Please write out all of the entries without altering anything.

══════════════════════════════

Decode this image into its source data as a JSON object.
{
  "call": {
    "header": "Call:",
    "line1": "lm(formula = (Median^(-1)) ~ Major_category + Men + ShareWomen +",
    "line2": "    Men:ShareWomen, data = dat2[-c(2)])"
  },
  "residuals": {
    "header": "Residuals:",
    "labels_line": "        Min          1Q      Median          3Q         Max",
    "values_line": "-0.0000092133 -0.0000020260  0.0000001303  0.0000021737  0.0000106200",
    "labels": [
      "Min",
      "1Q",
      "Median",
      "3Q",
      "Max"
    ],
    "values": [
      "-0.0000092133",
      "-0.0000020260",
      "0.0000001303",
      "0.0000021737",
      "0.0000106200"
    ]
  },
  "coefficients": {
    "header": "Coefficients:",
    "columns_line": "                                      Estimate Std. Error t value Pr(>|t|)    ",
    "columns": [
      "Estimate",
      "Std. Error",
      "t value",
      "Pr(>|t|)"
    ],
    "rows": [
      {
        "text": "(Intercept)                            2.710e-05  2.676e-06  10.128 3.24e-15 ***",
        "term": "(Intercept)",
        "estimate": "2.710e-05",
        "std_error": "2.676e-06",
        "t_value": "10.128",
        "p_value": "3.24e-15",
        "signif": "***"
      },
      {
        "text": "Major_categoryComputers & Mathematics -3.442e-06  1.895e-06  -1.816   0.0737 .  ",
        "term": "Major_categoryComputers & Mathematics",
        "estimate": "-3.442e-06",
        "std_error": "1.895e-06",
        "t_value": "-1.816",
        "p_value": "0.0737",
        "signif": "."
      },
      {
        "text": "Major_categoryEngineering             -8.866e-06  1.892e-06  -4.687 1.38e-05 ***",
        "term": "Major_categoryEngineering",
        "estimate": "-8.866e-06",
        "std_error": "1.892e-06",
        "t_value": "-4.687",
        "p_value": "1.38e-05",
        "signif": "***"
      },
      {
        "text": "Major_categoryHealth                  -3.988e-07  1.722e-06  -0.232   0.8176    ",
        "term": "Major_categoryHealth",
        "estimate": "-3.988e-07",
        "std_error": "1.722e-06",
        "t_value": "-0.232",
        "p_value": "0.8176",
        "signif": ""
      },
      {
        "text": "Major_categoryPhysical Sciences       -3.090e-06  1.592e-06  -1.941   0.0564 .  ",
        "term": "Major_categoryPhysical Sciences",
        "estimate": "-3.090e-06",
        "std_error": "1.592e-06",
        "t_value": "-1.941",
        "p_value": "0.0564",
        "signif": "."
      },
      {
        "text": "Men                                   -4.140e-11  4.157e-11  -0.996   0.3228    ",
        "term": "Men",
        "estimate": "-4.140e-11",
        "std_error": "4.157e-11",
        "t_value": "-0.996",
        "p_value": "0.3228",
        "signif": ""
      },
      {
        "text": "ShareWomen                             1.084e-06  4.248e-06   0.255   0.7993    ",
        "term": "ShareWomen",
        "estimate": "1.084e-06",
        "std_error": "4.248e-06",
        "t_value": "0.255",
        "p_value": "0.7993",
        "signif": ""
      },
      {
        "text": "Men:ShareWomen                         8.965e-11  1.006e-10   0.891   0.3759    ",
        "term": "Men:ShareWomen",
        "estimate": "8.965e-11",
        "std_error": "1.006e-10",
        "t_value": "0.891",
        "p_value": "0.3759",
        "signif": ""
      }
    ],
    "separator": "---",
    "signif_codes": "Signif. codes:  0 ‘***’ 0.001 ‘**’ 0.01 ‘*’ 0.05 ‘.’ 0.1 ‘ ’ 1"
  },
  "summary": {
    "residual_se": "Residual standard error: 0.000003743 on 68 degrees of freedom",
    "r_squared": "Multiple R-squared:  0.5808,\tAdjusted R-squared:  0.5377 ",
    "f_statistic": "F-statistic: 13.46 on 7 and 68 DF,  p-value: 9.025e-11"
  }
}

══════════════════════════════

* _EXERCISE OUTPUT_
Decode this image into its source data as a JSON object.
{
  "call": {
    "header": "Call:",
    "line1": "lm(formula = (Median^(-1)) ~ Major_category + Men + ShareWomen +",
    "line2": "    Men:ShareWomen, data = dat2[-c(2)])"
  },
  "residuals": {
    "header": "Residuals:",
    "labels_line": "        Min          1Q      Median          3Q         Max",
    "values_line": "-0.0000092133 -0.0000020260  0.0000001303  0.0000021737  0.0000106200",
    "labels": [
      "Min",
      "1Q",
      "Median",
      "3Q",
      "Max"
    ],
    "values": [
      "-0.0000092133",
      "-0.0000020260",
      "0.0000001303",
      "0.0000021737",
      "0.0000106200"
    ]
  },
  "coefficients": {
    "header": "Coefficients:",
    "columns_line": "                                      Estimate Std. Error t value Pr(>|t|)    ",
    "columns": [
      "Estimate",
      "Std. Error",
      "t value",
      "Pr(>|t|)"
    ],
    "rows": [
      {
        "text": "(Intercept)                            2.710e-05  2.676e-06  10.128 3.24e-15 ***",
        "term": "(Intercept)",
        "estimate": "2.710e-05",
        "std_error": "2.676e-06",
        "t_value": "10.128",
        "p_value": "3.24e-15",
        "signif": "***"
      },
      {
        "text": "Major_categoryComputers & Mathematics -3.442e-06  1.895e-06  -1.816   0.0737 .  ",
        "term": "Major_categoryComputers & Mathematics",
        "estimate": "-3.442e-06",
        "std_error": "1.895e-06",
        "t_value": "-1.816",
        "p_value": "0.0737",
        "signif": "."
      },
      {
        "text": "Major_categoryEngineering             -8.866e-06  1.892e-06  -4.687 1.38e-05 ***",
        "term": "Major_categoryEngineering",
        "estimate": "-8.866e-06",
        "std_error": "1.892e-06",
        "t_value": "-4.687",
        "p_value": "1.38e-05",
        "signif": "***"
      },
      {
        "text": "Major_categoryHealth                  -3.988e-07  1.722e-06  -0.232   0.8176    ",
        "term": "Major_categoryHealth",
        "estimate": "-3.988e-07",
        "std_error": "1.722e-06",
        "t_value": "-0.232",
        "p_value": "0.8176",
        "signif": ""
      },
      {
        "text": "Major_categoryPhysical Sciences       -3.090e-06  1.592e-06  -1.941   0.0564 .  ",
        "term": "Major_categoryPhysical Sciences",
        "estimate": "-3.090e-06",
        "std_error": "1.592e-06",
        "t_value": "-1.941",
        "p_value": "0.0564",
        "signif": "."
      },
      {
        "text": "Men                                   -4.140e-11  4.157e-11  -0.996   0.3228    ",
        "term": "Men",
        "estimate": "-4.140e-11",
        "std_error": "4.157e-11",
        "t_value": "-0.996",
        "p_value": "0.3228",
        "signif": ""
      },
      {
        "text": "ShareWomen                             1.084e-06  4.248e-06   0.255   0.7993    ",
        "term": "ShareWomen",
        "estimate": "1.084e-06",
        "std_error": "4.248e-06",
        "t_value": "0.255",
        "p_value": "0.7993",
        "signif": ""
      },
      {
        "text": "Men:ShareWomen                         8.965e-11  1.006e-10   0.891   0.3759    ",
        "term": "Men:ShareWomen",
        "estimate": "8.965e-11",
        "std_error": "1.006e-10",
        "t_value": "0.891",
        "p_value": "0.3759",
        "signif": ""
      }
    ],
    "separator": "---",
    "signif_codes": "Signif. codes:  0 ‘***’ 0.001 ‘**’ 0.01 ‘*’ 0.05 ‘.’ 0.1 ‘ ’ 1"
  },
  "summary": {
    "residual_se": "Residual standard error: 0.000003743 on 68 degrees of freedom",
    "r_squared": "Multiple R-squared:  0.5808,\tAdjusted R-squared:  0.5377 ",
    "f_statistic": "F-statistic: 13.46 on 7 and 68 DF,  p-value: 9.025e-11"
  }
}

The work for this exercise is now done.